Goldman Doesn't Need to Make Apologies: Langone

Although Goldman Sachs is completing a report that will shed light on the financial firm's business standards and ethics, Kenneth Langone, a venture capitalist and investment banker of more than 30 years, says the firm doesn't have anything to worry about.

Goldman Sachs
Goldman Sachs

"I think Goldman doesn't need to make apologies," said Langone, who's been both a client and competitor of the financial giant . "When you're their client, they do their very best and when you're their competitor, they also do their very best."

Langone, who was once a director of the New York Stock Exchange, dismissed criticism that under CEO Lloyd Blankfein, Goldman shifted its focus from banking to more of a trading culture. All of the firms on Wall Street did that, he said, only Goldman was better able to manage their risks.

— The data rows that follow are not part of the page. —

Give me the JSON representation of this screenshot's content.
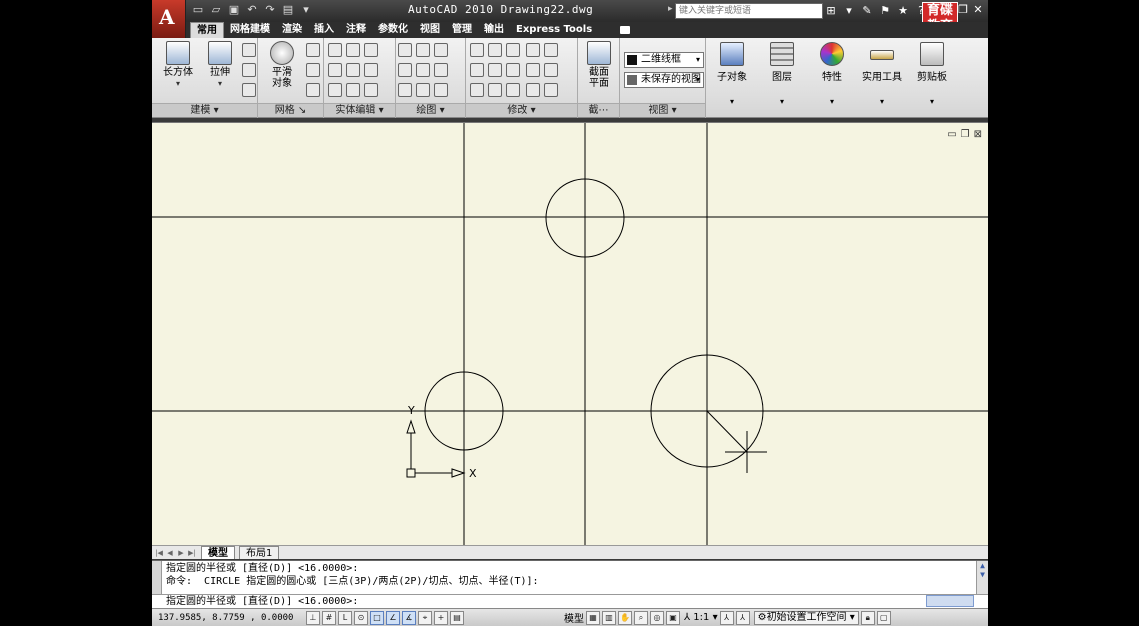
{
  "titlebar": {
    "app_title": "AutoCAD 2010  Drawing22.dwg",
    "search_placeholder": "键入关键字或短语",
    "watermark": "育碟教育"
  },
  "ribbon_tabs": [
    "常用",
    "网格建模",
    "渲染",
    "插入",
    "注释",
    "参数化",
    "视图",
    "管理",
    "输出",
    "Express Tools"
  ],
  "active_tab": "常用",
  "panels": {
    "modeling": {
      "title": "建模",
      "box_label": "长方体",
      "extrude_label": "拉伸"
    },
    "mesh": {
      "title": "网格",
      "smooth_label_line1": "平滑",
      "smooth_label_line2": "对象"
    },
    "solid_edit": {
      "title": "实体编辑"
    },
    "draw": {
      "title": "绘图"
    },
    "modify": {
      "title": "修改"
    },
    "section": {
      "title": "截⋯",
      "plane_label_line1": "截面",
      "plane_label_line2": "平面"
    },
    "view": {
      "title": "视图",
      "visual_style": "二维线框",
      "saved_view": "未保存的视图"
    },
    "subobject": {
      "label": "子对象"
    },
    "layers": {
      "label": "图层"
    },
    "properties": {
      "label": "特性"
    },
    "utilities": {
      "label": "实用工具"
    },
    "clipboard": {
      "label": "剪贴板"
    }
  },
  "layout_tabs": [
    "模型",
    "布局1"
  ],
  "active_layout": "模型",
  "command_history": [
    "指定圆的半径或 [直径(D)] <16.0000>:",
    "命令:  CIRCLE 指定圆的圆心或 [三点(3P)/两点(2P)/切点、切点、半径(T)]:"
  ],
  "command_prompt": "指定圆的半径或 [直径(D)] <16.0000>:",
  "ucs": {
    "x_label": "X",
    "y_label": "Y"
  },
  "status": {
    "coordinates": "137.9585, 8.7759 , 0.0000",
    "model_label": "模型",
    "annotation_scale": "1:1",
    "workspace": "初始设置工作空间"
  }
}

Too much blame has been put on Goldman for the financial crisis, Langone argued. Avoiding a liquidity shortfall takes having a good company that can execute and a good provider of capital.

"The capital formation system is alive and well," he said. "If you've got a great idea and you've got a need for money, Goldman among the best, to get you the money you need."

Langone co-founded Home Depot and served as director of its executive committee from 1978-2008.

More recently, he founded and is CEO of Inverned Associates, a NYSE member firm engaged in brokerage. He also serves on the boards of Yum! Brands , Unifi , Parkdale Mills, Micell Technologies and Geeknet .

When this post was published, Langone owned Goldman Sachs.